I sincerely hope that the fact that I address you by your gender doesn’t offend you. You are biologically a woman, after all — carrying around your beautiful breasts, a fragile yet fertile vagina and the female energy that can be felt by others. Is there any shame in admitting that? I don’t think so. I think that these are qualities to be proud of.
You want to be a strong and independent one — and I get it. Why would any man dictate how you live or look like? Why should the patriarchal system reduce you to a beautiful object that, as a bonus, cares for the children and the household? Of course, it shouldn’t. Times have changed and your biology doesn’t define you anymore — at least, not as a primary factor.
Your consciousness and intent are much more important than your biology.

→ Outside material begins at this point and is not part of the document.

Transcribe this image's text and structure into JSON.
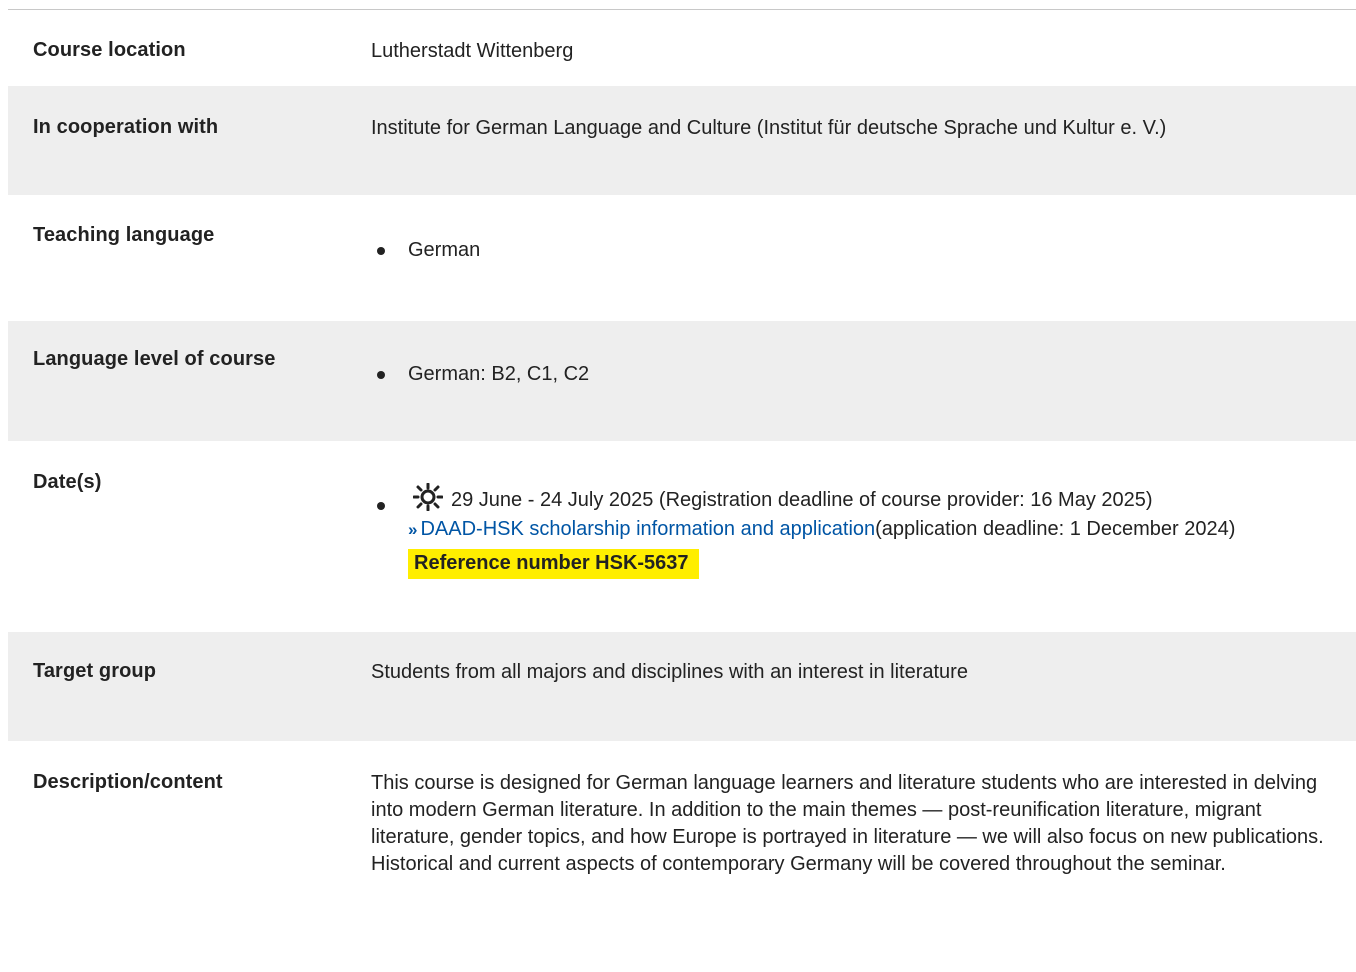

You want your very own choices to be the most reliable predictors of your future. You want to — and should —be treated as equal to men.
But here comes the most important question: does “equal” mean “the same”?
You have surely heard of “benevolent sexism” and maybe you even rage whenever you spot it. A man opening the door for you or offering to help you carry shopping bags. Or notoriously insisting to pay for dinner. Social psychologists tell us that these behaviours are hardly less harmful than hostile sexism. And the feminist narrative reconfirms: we, women, should be wary of such “overprotective” attitudes since they undermine our position in the world and reinforce inequality.
I get it — I don’t want an unequal world, either. I am as pro-women as I am pro-men. Pro-partnership. Pro-equal opportunity and pro-choice.
But I need to confess something. This “benevolently sexist” behaviour is something that really turns me on in men. There’s not much I can do about it. Nor do I feel the need to do anything, for that matter.
I experienced such a sense of attraction very vividly when I was on a sailing vacation recently. As a captain of the boat, it was my responsibility to manage all the manoeuvres, ensure the safety of the crew and care for the yacht and its appliances. Needless to say — no captain can do this on her own. For any cruise to be a success, she needs a competent and willing crew to help.
I was blessed with the company of close friends, who looked after me as much as looked after them. One male friend was particularly helpful when it came to traditionally “manly” tasks. Chopping the wood. Repairing the engine. Carrying heavy water containers. But also, he looked after me and other girls from the crew in the bar full of drunken people.
Classic benevolent sexism, isn’t it?
Embarrassingly enough, I found this incredibly attractive. The notion of him being so engaged, caring and the same time skilled in the matters I had trouble handling made me feel a particular fondness towards him. His practical skills and mere physical strength reassured me that we would have no trouble taking down the sails when they broke. Things like that, you know.
I liked the fact that I could count on him to help. At the same time, I could see that he and the other male in the crew relied on us, girls, with traditionally “womanly” tasks that needed to be done on the boat — like managing the food supply. Now, writing this to you, dear Woman, I feel like I should be ashamed of myself. It clearly seems that I conformed to the long-lived rules of patriarchy instead of standing up for our female rights.
The thing is — this distribution of roles on the boat worked perfectly well. We were all in harmony, working side by side to keep the boat going and helping one another — while also accepting that some of us were more skilled in certain tasks than in others.
Actually, researchers also have an explanation for why women are often attracted to the so-called “benevolent sexism.” Some studies have shown that women — even those who identify with feminist ideas — tend to be more attracted to men who display protective behaviours towards them. Scientists explain that from the evolutionary and sociocultural perspective, this makes sense because such benevolent attitude signals that the mate who presents it may be more willing to invest in and commit to the relationship. That’s a super important factor for prolonging the species.
Taking the current climate of the social debate, such a view may be extremely unpopular — but I am going to voice it nevertheless. What I experienced on the boat was a near-perfect balance of task division. It involved a lot of stereotypical roles played by men and women — but was not limited to them.
Simultaneously, my biology made it very clear to me what is important for me in a potential life partner. I find the notion of being able to rely on him very comforting. There are certain skills that I am not very good at and I would find it amazing if he complimented me by having those skills. Simultaneously, I have no problem with him relying on me with other stuff that I am naturally good at.
If these happen to coincide with the stereotypical roles of women and men — should I be ashamed of myself for “reinforcing patriarchy” or approving of “benevolent sexism”?
Please answer this question for yourself, dear Woman. I just hope we can all be true to ourselves — regardless of how our authenticity fits (or doesn’t) into the black-and-white narrative of feminism versus patriarchy.